I’ve often asked myself why it took so long for me to finally formulate and write The Mad Artist, and perhaps it was because I wasn’t ready before or perhaps the world wasn’t ready. When I did publish it in 2010, I looked around for similar contemporary books and couldn’t find any; though Albion Dreaming by Andy Roberts, a history of LSD use in Britain, was on a most similar wavelength. Then shortly afterwards along came Bill Booker, whose Trippers, a personal memoir of LSD and the ’70s scene, is very like The Mad Artist and also had a long gestation period. And then Leaf Fielding leaped into the frame with his To Live Outside the Law, a much more wide-reaching and influential memoir about the same zeitgeist, with the added spice of the inside story of the Operation Julie bust.
The four of us liaised and chatted extensively about our shared literary involvement, and it was Bill’s idea to form the Facebook page The Semi-Secret Fellowship of Freaks, named after the original fellowship in Trippers. We were joined by Rob Dickins, a Freak of a newer generation, not even born in 1979, but very much tuned to the same vibes, as demonstrated by his site PsypressUK and subsequently his recently published novella Erin. The page provided one of several focuses for interaction, discussion and more speculation about this psychedelic renaissance we are undergoing. Something of a ‘novel cult’ was getting together. Read more…
Originally published on The Digital Fix, here is my review of this excellent LSD documentary.
The Substance is a Swiss-made feature-length documentary which gives a general overview of LSD throughout its seventy-year history and serves as a useful primer for the subject of psychedelics. It is structured around extensive interviews with Albert Hofmann, the chemist who first discovered the substance, Stanislav Grof, a psychiatrist well known for the practice of psychedelic therapy, and various other luminaries in the field. Their accounts, both personal and professional, interact with a fine body of archive footage from the 1940s onwards to weave the extraordinary story of one of the most controversial and powerful drugs – both in terms of active dose and also in transformational effect – to ever have been unleashed on mankind.

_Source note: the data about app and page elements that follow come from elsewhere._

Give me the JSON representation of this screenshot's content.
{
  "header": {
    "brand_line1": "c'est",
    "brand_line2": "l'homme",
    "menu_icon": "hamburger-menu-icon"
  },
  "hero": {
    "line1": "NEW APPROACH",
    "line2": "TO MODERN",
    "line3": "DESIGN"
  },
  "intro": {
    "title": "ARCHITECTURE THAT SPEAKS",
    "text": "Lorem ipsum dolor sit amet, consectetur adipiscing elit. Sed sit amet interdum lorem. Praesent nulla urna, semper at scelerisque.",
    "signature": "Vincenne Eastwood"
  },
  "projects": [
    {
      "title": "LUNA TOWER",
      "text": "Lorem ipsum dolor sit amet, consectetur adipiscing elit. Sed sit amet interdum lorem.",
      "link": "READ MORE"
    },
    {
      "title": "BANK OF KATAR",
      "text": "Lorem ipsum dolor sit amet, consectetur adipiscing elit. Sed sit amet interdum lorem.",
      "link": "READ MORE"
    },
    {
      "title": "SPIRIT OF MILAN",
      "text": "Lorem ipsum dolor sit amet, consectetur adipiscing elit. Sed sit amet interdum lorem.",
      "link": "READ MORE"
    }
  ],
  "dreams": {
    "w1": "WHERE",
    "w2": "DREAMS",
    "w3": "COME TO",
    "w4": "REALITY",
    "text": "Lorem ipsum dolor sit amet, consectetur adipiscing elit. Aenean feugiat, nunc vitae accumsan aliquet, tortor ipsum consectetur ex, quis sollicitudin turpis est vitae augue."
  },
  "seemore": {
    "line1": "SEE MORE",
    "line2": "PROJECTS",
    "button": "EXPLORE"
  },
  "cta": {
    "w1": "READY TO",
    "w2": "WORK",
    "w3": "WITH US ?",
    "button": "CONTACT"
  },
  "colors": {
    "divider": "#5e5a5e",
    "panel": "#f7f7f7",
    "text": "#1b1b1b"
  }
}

The psychedelic properties of LSD were first discovered in 1943 when Hofmann accidentally ingested a small dose and found it unusually pleasant and stimulating. In interview he then goes on to tell the famous…
View original post 703 more words